🗣️ Distinct Dialects: Each Orca pod has its own unique vocalizations, or dialects, which they use for communication. These dialects are passed down through generations, highlighting the cultural richness of these marine communities.⁠⁠Northern resident orca whale pod (killer whales, Orcinus orca) travelling through Blackfish Sound on a beautiful late afternoon with scenic vancouver Island Mountains as a backdrop, First Nations Territory, Traditional Territories of the Kwakwaka'wakw People, British Columbia, Canada.⁠⁠📸 Photo Credit: @RolfHickerPhotography⁠ Shot with a 200-600mm lens on a Sony a7Riv, cropped.⁠
👀 Respectful Encounters: As stewards of the ocean, we believe in ethical and responsible wildlife watching practices. Join us in experiencing the wonder of Orca while minimizing disturbance and respecting their natural behaviors and habitats.⁠⁠Northern resident killer whale (orca) male surfacing during sunset light in Johnstone Strait of northern Vancouver Island, British Columbia, Canada.⁠⁠⁠📸 Photo Credit: @RolfHickerPhotography⁠ Shot with a 200-600mm lens on a Sony a7Riv, cropped.⁠

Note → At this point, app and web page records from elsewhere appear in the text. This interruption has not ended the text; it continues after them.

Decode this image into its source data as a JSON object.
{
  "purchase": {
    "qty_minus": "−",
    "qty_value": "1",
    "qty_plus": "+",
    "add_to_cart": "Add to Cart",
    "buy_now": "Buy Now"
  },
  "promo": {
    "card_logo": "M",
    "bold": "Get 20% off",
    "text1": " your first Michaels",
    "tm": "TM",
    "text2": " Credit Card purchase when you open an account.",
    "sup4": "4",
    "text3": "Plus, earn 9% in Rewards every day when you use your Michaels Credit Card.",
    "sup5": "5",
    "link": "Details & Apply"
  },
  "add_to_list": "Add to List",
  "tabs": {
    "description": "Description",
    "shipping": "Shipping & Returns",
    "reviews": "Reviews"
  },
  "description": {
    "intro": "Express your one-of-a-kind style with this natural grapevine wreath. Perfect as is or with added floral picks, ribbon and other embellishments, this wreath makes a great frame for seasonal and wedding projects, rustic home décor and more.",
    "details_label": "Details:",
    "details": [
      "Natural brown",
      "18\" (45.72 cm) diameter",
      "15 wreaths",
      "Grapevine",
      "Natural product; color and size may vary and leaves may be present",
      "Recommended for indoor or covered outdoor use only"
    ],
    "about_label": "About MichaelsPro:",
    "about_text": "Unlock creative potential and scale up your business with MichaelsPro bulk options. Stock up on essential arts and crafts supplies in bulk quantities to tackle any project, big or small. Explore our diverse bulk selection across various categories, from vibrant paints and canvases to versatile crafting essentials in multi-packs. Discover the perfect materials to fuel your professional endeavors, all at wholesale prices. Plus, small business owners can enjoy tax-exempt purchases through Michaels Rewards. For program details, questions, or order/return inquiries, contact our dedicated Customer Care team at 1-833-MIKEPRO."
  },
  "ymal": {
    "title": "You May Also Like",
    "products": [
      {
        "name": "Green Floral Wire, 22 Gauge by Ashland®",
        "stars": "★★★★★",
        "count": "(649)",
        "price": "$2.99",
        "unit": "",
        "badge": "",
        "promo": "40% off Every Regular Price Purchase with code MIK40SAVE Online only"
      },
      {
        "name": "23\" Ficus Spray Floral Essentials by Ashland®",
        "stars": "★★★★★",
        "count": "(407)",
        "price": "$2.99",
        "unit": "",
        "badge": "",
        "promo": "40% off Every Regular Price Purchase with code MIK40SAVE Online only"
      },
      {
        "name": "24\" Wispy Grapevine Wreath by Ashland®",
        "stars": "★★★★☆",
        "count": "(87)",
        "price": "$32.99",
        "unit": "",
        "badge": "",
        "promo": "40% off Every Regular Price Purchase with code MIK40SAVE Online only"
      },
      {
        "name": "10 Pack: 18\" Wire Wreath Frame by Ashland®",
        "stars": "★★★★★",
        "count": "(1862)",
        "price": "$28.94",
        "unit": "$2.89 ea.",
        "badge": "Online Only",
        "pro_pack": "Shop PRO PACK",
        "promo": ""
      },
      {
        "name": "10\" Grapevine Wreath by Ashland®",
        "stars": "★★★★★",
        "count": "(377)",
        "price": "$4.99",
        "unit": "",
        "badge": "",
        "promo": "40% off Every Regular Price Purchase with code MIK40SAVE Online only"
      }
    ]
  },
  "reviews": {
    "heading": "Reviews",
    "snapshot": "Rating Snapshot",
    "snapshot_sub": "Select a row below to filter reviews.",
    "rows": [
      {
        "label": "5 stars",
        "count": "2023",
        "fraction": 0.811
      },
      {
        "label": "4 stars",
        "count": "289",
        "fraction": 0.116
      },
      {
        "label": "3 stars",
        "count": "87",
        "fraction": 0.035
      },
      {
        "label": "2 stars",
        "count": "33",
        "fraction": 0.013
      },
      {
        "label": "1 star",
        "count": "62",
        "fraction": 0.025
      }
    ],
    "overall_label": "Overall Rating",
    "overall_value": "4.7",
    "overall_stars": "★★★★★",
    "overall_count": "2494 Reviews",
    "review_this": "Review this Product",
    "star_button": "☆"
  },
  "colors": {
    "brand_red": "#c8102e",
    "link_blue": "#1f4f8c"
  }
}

⚠️ Protecting Grizzly Habitat: Grizzly bears face threats from habitat loss, human-wildlife conflict, and climate change. Conservation efforts are vital to ensuring their survival and preserving the ecosystems they call home.⁠⁠We talk about this a lot on our tours because education is a huge part of the memory making experiences we provide for our guests - want to learn more? We're taking bookings for 2025 😉 #NextFamilyHolidaySorted #WeGotYou⁠⁠Knight Inlet, First Nations Territory, Traditional Territories of the Kwakwaka'wakw People, British Columbia, Canada.⁠ @rolfhickerphototours ⁠⁠
🧐Can you see it?⁠⁠We take in some spectacular sights on our tours and we of course love watching wildlife but there is a reason all these gorgeous animals live here and the landscape is captivating and alive with hidden treasures everywhere you look. Don't believe us? Come see for yourselves. ⁠⁠Face within an waterfall at Cascade Point in beautiful Knight Inlet, First Nations Territory, Great Bear Rainforest, British Columbia, Canada.⁠⁠
🐋 Fun Fact: Did you know humpback whales are known for their acrobatic displays? Witnessing these gentle giants breach out of the water is a breathtaking sight off the coast of Vancouver Island. 🌊 #WhaleWatching #HumpbackWhales #ExploreBC⁠⁠Humpback whale breaching in front of the beautiful scenery of the British Columbia Coastal Mountains near the Broughton Archipelago, First Nations Territory, British Columbia, Canada⁠⁠📸 Photo Credit: @RolfHickerPhotography⁠ Shot with a 200-600mm lens on a Sony a7Riv, cropped.⁠
👩‍👧‍👦 Maternal Care: Grizzly bear mothers are fiercely protective of their cubs, often staying with them for up to three years before they venture out on their own. During this time, mothers teach their cubs essential survival skills, including hunting and foraging.⁠⁠Grizzly bear mom with her cub (2nd year) feeding along the low tideline in Knight Inlet, First Nations Territory, Traditional Territories of the Kwakwaka'wakw People, British Columbia, Canada.⁠⁠📸 Photo Credit: @RolfHickerPhotography⁠ Shot with a 200-600mm lens on a Sony a7Riv, cropped.⁠
🍽️ Diverse Diet: Despite their name, Killer Whales are not indiscriminate predators. The Northern Residents primarily feed on fish, with Chinook salmon being a favorite delicacy. Surfing while fishing is a common sight, showcasing their agility and hunting prowess.⁠⁠Female killer whale breaching in Johnstone Strait off Vancouver Island, British Columbia, Canada.⁠⁠📸 Photo Credit: @RolfHickerPhotography⁠ Shot with a 200-600mm lens on a Sony a7Riv, cropped.⁠